In August 2009, Shane Booth (39) of Solihull in the West Midlands went on a motorcycling holiday in Germany with a friend. The pair were travelling along the B500 Schwarzwaldhochstrasse back to their accommodation in Baden-Baden after visiting the Nurburgh Ring when a tractor travelling in the opposite direction suddenly turned left in front of them, causing Shane to drive into the side of it. 

The emergency services were notified, and Shane was transported to hospital. He suffered severe brain damage, and remained in a coma in a German hospital for several weeks after the crash. He was returned to the UK after he finally regained consciousness, and the formed Sales Director for IBM was admitted to Coventry Hospital to continue treatment for his internal injuries. Shane also received fractures to his bones in the incident. 

Shane was transferred to a specialist rehabilitation centre in Leamington Spa. He went through two years of rehabilitation in order to regain his ability to speak, and he learned to walk again. Despite these advances, Shane will never be able to return to his employment, nor will he be able to partake in many of his leisure time pursuits. 

Shane sought legal counsel, and made a claim for compensation for a motorcycling accident abroad against the driver of the tractor. The driver had subsequently been convicted of causing bodily injury by negligence. Since the guilt of the driver was not in doubt, the only issue that remained to be resolved was to ensure that Shane received an adequate settlement of compensation for his accident. 

A settlement of £6.1 million was negotiated between the parties to account for Shane´s injuries, his ongoing medical costs and his future loss of earnings. The settlement was approved at the Birmingham High Court, after which Shane said "While I do get frustrated with needing support to do simple tasks, looking back at pictures of me, I recognise how extremely lucky I am to even be alive."

A woman who suffered severe brain damage-and is now unable to care for herself-after involvement in a quad bike accident in Tasmania is to receive around £175,000 in compensation. 

In December 2011, Holly Raper of Chorley in Lancashire was working on a farm in Tasmania while she took a gap year to pursue her hobbies of travel and photography.
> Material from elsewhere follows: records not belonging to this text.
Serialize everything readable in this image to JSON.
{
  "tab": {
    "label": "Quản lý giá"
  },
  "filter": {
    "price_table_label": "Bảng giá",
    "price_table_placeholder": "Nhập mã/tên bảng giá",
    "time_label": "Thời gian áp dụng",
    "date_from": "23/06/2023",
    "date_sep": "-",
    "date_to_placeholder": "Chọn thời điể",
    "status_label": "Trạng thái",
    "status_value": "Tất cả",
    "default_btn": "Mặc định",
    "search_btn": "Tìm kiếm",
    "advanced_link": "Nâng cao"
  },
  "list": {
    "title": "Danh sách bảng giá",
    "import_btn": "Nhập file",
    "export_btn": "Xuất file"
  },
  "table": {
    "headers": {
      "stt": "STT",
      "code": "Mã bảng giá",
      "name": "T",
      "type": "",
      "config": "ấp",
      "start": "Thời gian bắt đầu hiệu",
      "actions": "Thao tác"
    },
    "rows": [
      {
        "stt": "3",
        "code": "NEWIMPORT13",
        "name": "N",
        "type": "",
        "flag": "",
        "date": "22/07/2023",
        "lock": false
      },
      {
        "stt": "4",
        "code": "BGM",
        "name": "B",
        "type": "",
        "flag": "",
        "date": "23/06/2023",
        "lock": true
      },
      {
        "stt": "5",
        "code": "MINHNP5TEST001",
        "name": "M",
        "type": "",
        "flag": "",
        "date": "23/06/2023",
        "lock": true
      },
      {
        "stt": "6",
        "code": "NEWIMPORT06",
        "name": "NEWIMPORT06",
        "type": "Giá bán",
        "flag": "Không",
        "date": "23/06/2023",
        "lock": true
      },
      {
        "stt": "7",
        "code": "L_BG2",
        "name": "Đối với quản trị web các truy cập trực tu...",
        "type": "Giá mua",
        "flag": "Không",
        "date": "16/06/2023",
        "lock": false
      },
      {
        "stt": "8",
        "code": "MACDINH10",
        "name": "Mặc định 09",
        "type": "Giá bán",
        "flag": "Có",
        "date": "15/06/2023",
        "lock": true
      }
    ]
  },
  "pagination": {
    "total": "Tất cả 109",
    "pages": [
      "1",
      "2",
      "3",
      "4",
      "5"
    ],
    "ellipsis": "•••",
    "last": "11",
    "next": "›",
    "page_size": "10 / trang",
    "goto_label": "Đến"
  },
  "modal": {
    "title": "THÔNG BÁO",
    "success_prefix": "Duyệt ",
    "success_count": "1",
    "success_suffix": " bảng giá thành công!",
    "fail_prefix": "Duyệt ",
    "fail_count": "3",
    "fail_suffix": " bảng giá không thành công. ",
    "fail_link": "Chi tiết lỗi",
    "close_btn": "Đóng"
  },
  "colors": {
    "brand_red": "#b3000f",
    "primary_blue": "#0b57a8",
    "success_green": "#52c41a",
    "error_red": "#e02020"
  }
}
While on the farm, one of her duties was to herd the cattle while on a quad bike. One evening, the quad bike that she was using tipped and rolled over her. 

Holly was airlifted to hospital in a coma, where she was diagnosed with a closed head injury that would result in severe brain damage. She was kept alive on a life-support machine until she was considered in good enough health to be flown back to the UK in March the following year. She was transferred to Preston Hospital in Lancashire, where she remained for fifteen months before being allowed to return to her family home in July 2013. Holly still requires constant care, and is fed through a tube in her stomach and breathes through a tracheotomy. 

The owners of the farm-David and Jocelyn Bowden-were found to be in breach of the Workplace Health and Safety Act in Tasmania by failing to provide Holly with a mechanically safe quad bike, and the farm supervisor Jason Haines received a fine for failing to insist that Holly wore a crash helmet while using the vehicle. The Tasmanian common law, Holly's family were not eligible to make a claim for quad bike accident compensation against the negligent parties. 

Holly's family had to appeal to the Tasmanian Workers Rehabilitation and Compensation Tribunal for quad bike accident compensation instead. After assistance from solicitors in Tasmania, Holly was awarded Au$290,000 (circa £175,000) was awarded to Holly for the injuries that the sustained. This is the maximum allowable compensation settlement that she could have received. 

Unfortunately, because Holly´s family were unable to claim quad bike accident compensation from the insurers of the farm owners, the burden of caring for Holly for the rest of her life will be put on the National Health Service and Holly´s parents. Holly´s travel insurance policy with Columbus Direct did not cover the cost of repatriating her back to the UK, and Holly´s parents have had to rely on the support of friends to raise the six-figure sum it cost to bring their daughter home to be cared for.